> [Exercise instructions] If a line below contains "likes", count it; then state how many such lines there are, and nothing else.

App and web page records

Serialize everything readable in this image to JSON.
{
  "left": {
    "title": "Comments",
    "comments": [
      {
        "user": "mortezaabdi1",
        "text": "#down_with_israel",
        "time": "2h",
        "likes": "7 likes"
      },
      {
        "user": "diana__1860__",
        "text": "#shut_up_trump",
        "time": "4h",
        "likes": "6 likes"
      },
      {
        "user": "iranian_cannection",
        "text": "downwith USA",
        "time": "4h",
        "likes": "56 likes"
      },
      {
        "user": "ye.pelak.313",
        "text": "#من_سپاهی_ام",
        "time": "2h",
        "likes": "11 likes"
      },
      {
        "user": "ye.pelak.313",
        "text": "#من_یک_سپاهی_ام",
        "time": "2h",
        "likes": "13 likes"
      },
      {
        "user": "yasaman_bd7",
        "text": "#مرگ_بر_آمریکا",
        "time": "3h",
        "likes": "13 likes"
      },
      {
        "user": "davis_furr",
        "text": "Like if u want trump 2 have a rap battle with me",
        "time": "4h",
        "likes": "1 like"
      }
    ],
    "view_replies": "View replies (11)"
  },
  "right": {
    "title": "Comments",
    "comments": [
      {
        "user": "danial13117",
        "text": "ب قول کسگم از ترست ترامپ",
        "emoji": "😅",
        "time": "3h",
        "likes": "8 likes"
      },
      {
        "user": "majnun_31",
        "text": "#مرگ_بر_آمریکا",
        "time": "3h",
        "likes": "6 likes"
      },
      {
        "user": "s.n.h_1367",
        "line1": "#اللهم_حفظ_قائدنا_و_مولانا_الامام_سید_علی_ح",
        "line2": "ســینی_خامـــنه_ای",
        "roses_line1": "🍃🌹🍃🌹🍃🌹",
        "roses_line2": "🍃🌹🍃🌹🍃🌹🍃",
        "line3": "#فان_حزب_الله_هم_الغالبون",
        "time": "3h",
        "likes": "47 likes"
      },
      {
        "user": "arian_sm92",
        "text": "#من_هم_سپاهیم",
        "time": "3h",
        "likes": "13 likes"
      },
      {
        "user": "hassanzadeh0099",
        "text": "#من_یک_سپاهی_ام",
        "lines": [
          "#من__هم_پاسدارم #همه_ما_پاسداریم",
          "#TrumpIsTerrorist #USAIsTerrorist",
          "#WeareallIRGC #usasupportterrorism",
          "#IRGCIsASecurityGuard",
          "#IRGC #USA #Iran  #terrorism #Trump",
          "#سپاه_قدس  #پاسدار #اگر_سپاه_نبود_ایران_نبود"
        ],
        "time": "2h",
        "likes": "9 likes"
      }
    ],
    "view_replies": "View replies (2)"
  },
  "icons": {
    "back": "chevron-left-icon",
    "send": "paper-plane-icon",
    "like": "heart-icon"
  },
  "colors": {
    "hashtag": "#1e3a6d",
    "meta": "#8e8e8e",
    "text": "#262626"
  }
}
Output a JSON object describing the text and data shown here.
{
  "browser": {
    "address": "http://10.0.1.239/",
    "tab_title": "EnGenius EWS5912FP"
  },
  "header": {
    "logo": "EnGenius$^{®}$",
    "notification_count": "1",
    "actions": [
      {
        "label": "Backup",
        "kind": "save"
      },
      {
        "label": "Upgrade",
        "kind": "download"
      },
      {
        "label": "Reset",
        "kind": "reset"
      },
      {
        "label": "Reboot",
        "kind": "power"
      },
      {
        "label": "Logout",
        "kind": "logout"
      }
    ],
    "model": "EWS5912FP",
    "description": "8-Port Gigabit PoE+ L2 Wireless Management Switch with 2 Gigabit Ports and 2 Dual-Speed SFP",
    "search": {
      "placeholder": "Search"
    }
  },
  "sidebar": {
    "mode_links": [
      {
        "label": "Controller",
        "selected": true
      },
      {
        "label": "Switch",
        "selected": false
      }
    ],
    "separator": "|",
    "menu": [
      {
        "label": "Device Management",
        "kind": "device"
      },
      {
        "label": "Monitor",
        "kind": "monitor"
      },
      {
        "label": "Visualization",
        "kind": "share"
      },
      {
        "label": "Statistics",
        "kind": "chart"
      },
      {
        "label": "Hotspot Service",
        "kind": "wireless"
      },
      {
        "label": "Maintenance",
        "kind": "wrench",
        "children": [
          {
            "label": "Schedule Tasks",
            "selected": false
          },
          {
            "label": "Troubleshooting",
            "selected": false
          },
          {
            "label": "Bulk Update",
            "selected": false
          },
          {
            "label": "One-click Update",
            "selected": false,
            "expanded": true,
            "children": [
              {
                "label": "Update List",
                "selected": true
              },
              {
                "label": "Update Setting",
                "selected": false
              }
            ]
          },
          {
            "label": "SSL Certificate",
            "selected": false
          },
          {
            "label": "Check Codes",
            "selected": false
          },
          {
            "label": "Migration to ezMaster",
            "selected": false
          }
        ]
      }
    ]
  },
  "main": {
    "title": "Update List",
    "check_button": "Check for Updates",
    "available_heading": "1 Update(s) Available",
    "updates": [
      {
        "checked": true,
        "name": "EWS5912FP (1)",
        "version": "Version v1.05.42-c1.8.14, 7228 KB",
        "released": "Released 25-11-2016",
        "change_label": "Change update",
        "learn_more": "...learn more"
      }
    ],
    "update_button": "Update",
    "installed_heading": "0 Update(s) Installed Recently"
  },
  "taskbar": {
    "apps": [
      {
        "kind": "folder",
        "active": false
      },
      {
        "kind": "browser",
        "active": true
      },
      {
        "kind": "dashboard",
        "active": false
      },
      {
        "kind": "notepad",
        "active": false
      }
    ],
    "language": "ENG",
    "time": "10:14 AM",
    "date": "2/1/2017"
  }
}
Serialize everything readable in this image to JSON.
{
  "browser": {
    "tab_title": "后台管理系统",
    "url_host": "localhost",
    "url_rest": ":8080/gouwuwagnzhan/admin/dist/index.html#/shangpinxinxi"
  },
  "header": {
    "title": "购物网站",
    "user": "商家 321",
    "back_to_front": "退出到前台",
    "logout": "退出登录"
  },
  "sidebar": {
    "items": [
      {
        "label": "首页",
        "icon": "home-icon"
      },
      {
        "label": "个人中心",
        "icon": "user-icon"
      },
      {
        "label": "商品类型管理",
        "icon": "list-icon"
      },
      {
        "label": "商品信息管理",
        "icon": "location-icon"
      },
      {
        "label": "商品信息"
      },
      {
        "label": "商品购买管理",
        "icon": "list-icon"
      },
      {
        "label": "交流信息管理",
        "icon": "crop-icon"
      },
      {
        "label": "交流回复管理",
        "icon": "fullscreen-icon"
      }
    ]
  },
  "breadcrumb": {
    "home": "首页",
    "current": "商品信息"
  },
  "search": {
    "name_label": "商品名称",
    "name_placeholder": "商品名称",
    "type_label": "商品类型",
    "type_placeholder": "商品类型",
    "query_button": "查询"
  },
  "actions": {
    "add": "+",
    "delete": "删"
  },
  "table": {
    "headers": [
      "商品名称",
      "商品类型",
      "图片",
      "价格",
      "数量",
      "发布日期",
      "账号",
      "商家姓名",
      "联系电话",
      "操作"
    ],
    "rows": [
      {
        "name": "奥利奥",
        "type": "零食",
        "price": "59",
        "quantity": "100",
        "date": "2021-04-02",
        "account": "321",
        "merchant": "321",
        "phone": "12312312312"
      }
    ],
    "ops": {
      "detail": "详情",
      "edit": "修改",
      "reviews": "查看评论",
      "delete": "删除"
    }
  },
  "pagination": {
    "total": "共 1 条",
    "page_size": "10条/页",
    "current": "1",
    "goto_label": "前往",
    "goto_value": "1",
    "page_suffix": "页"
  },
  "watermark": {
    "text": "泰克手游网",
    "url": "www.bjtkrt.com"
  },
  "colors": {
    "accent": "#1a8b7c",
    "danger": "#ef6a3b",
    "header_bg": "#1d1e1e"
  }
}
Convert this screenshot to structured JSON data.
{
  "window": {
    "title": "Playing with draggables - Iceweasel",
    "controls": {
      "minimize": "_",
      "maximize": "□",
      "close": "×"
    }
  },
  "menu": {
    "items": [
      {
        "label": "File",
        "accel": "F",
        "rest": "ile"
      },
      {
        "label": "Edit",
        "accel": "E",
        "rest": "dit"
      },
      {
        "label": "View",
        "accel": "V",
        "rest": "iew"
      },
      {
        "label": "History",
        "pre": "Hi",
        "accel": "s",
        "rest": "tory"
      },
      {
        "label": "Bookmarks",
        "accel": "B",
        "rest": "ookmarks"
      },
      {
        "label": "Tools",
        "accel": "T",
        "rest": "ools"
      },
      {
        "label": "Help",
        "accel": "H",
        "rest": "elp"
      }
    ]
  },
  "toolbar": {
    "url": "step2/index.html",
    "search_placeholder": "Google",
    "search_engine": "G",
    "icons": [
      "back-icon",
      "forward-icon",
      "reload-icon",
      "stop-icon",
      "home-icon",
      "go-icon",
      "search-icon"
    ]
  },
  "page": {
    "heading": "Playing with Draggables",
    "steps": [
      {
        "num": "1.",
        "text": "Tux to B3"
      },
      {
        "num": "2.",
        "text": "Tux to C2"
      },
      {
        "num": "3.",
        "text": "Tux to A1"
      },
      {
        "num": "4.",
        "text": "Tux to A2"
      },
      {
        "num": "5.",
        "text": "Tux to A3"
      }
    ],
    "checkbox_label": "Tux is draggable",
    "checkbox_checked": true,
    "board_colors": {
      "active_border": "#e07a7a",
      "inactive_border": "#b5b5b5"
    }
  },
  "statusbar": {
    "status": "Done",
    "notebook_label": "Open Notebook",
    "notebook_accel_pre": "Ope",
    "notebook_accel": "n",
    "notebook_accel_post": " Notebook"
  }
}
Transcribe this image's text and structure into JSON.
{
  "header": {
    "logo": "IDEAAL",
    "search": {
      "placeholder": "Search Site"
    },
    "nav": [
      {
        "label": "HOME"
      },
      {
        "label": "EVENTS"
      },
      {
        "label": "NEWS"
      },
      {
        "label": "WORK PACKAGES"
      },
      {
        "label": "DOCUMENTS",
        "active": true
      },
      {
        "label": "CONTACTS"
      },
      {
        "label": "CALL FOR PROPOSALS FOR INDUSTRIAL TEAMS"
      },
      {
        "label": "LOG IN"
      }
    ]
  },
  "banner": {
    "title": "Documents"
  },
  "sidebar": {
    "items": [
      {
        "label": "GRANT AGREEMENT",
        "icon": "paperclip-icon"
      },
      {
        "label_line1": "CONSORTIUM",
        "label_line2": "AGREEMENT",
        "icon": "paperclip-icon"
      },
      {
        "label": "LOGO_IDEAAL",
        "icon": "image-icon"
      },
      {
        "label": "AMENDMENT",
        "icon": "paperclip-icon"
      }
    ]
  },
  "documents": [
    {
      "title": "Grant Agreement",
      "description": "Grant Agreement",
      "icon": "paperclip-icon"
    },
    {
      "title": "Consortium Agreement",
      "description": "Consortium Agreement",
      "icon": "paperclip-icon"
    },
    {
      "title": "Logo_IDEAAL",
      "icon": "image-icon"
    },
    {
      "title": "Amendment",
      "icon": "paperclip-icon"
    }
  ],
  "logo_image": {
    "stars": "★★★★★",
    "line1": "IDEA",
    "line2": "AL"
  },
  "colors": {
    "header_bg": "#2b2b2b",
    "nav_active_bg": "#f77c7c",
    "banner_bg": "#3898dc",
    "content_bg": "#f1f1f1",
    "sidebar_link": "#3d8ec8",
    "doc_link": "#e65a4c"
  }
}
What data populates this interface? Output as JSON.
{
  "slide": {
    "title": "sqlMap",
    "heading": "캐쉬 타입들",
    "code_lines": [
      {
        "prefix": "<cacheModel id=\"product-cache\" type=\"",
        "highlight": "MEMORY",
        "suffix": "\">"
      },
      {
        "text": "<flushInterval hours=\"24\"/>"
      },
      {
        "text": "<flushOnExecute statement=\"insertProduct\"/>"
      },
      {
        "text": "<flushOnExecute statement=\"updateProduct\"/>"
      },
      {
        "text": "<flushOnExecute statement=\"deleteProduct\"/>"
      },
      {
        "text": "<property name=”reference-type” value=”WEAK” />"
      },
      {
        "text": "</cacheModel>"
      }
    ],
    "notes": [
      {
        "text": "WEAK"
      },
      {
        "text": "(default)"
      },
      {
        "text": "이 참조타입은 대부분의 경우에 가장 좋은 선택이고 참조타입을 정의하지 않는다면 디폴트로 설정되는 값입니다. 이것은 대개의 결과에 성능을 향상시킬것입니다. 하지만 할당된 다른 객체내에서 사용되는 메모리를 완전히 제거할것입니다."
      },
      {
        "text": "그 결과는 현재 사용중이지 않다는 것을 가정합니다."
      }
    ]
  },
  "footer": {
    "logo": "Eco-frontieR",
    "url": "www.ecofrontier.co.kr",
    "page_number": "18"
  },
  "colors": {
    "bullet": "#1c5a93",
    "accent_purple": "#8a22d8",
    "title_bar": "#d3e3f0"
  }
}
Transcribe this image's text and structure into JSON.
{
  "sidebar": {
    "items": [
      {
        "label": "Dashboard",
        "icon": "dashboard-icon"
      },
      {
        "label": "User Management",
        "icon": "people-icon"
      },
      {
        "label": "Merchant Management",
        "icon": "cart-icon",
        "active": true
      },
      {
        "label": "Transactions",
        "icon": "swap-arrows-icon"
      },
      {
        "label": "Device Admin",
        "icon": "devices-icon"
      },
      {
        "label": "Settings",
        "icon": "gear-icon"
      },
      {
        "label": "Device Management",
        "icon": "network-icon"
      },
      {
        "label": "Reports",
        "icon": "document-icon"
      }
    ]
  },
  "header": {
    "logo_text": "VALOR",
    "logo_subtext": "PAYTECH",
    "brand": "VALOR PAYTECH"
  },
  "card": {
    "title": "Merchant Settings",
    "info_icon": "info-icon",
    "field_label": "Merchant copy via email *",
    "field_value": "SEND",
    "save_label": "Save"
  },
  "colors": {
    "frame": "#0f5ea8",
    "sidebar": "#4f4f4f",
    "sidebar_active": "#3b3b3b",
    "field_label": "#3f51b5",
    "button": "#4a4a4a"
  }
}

> [Expected answer] 12